**DIRECTIONS**
For the entries that follow, say how many lines hold the string "data", with nothing else in the reply.
====== INPUT MATERIAL
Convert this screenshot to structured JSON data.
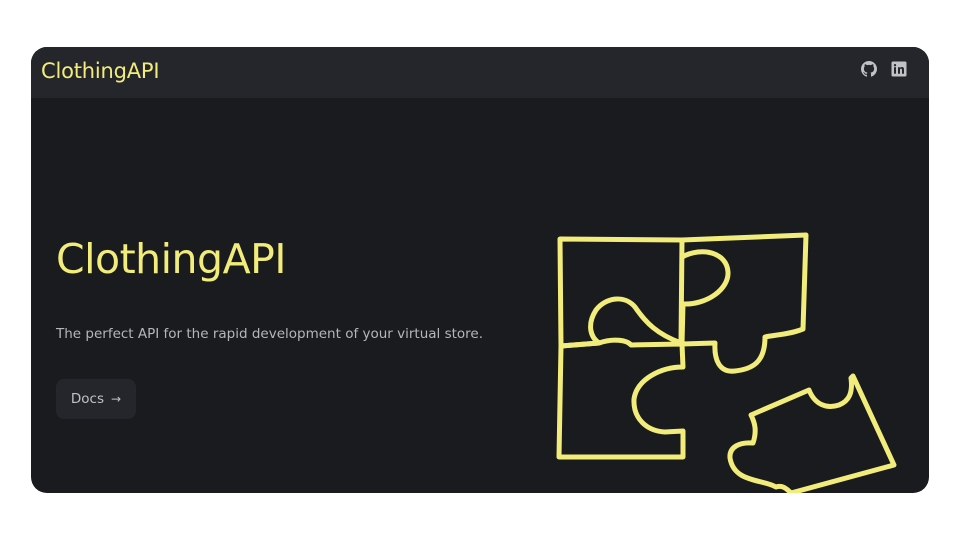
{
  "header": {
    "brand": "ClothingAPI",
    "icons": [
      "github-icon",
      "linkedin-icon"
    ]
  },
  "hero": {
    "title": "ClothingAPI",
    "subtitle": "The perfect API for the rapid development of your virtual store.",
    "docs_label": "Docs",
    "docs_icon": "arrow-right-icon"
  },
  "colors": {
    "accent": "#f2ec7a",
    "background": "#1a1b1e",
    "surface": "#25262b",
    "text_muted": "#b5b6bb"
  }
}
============
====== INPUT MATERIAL
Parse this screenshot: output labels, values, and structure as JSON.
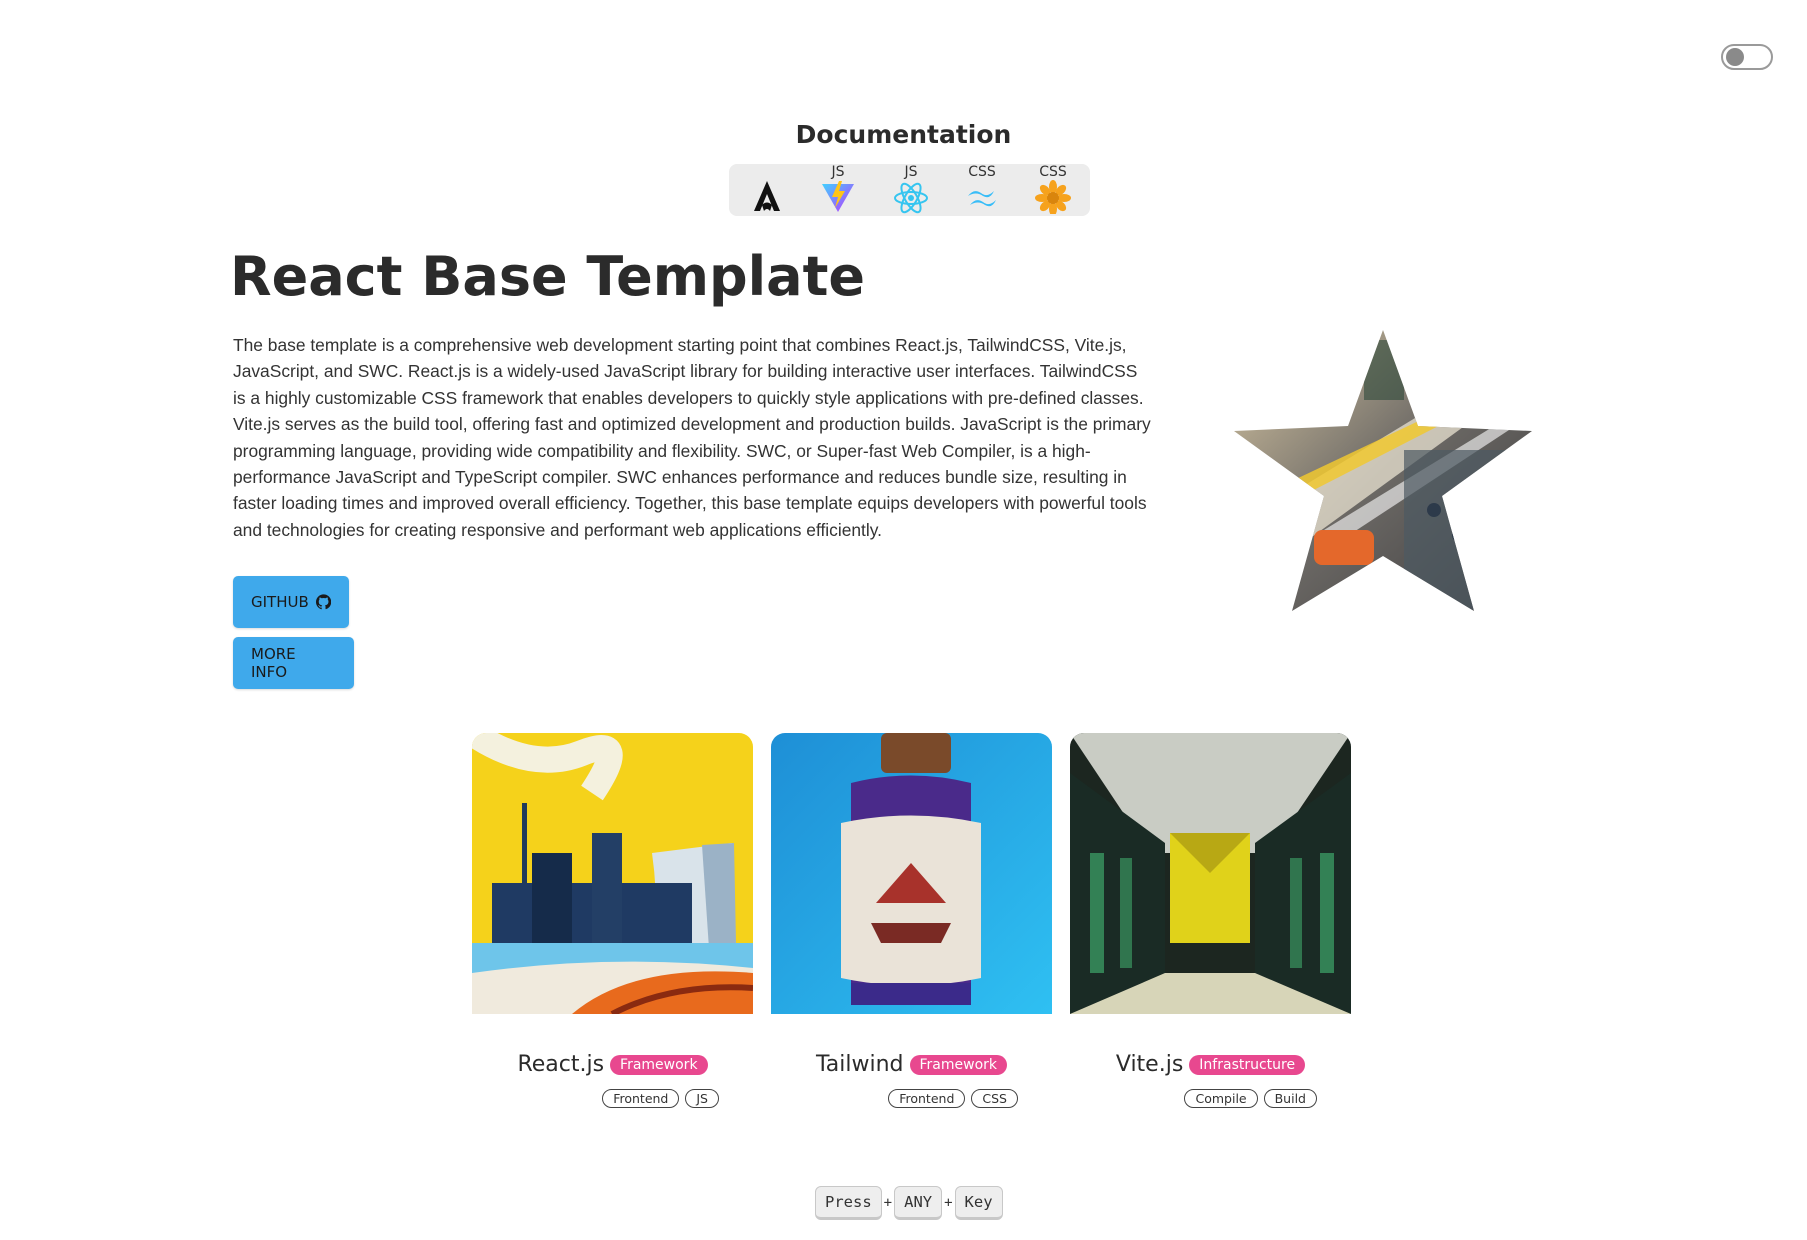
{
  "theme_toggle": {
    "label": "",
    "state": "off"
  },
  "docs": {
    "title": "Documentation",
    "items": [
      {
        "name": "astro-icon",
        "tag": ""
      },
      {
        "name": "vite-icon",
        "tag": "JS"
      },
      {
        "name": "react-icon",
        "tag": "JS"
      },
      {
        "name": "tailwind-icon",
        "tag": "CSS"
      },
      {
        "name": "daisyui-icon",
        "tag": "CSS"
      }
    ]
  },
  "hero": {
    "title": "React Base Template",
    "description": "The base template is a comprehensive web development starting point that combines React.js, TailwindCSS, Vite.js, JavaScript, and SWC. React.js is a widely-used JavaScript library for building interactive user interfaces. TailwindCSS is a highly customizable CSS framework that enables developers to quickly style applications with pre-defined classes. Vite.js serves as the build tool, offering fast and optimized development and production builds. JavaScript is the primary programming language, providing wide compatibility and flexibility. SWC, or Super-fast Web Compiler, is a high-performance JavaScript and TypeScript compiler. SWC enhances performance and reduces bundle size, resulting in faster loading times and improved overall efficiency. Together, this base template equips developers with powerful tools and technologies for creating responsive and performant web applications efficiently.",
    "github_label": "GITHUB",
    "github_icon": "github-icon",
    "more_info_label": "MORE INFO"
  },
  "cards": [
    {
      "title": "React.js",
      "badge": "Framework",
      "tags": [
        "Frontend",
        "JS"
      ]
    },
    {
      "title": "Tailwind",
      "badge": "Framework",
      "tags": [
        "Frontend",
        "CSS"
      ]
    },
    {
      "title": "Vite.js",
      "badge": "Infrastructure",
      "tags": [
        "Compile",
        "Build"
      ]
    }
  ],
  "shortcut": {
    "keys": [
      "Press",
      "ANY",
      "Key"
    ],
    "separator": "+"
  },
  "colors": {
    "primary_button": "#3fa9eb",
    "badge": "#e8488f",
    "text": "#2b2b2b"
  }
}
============
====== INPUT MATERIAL
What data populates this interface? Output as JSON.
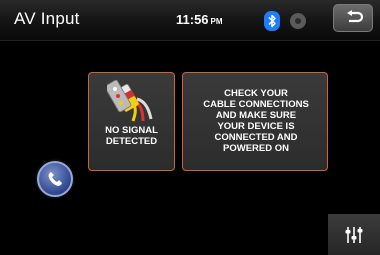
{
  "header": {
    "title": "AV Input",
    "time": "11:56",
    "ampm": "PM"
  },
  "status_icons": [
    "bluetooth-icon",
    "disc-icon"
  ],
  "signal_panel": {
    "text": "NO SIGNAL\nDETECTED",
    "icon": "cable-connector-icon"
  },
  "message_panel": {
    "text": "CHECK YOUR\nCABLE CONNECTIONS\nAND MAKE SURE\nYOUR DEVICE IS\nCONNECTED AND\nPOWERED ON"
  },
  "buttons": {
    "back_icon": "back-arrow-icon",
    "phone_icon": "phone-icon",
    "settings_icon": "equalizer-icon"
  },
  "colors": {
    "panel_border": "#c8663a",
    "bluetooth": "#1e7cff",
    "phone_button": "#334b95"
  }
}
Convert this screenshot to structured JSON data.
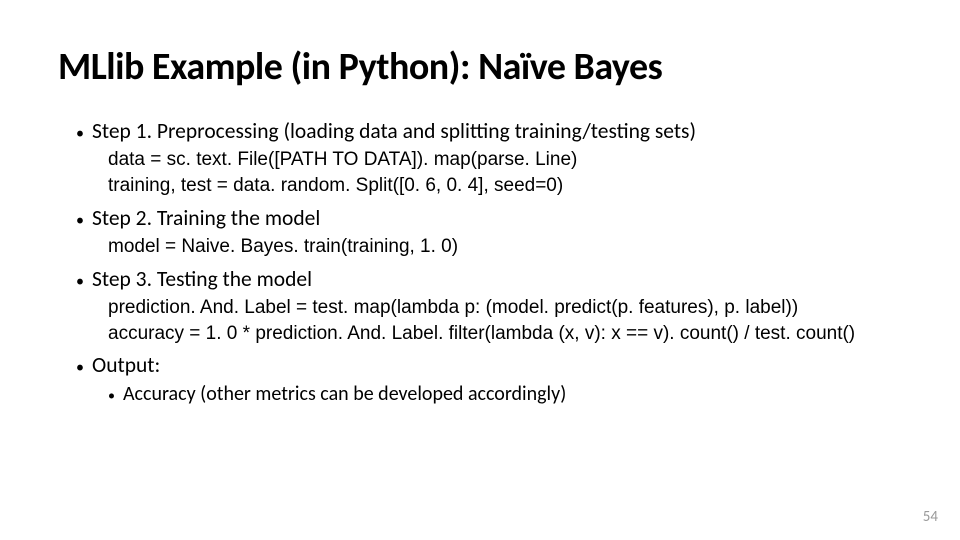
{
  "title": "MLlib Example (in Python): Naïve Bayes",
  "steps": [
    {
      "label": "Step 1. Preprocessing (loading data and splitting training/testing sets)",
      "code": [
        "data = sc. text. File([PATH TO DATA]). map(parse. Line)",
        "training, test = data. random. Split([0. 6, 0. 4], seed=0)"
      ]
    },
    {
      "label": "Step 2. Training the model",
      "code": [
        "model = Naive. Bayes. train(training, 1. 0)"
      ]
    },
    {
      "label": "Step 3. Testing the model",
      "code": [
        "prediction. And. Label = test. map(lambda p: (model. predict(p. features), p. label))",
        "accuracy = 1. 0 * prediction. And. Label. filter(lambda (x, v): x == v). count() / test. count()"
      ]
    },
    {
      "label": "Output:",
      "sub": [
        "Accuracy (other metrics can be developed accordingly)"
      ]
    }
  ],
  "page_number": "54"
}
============
**EXERCISE SOLUTION**
6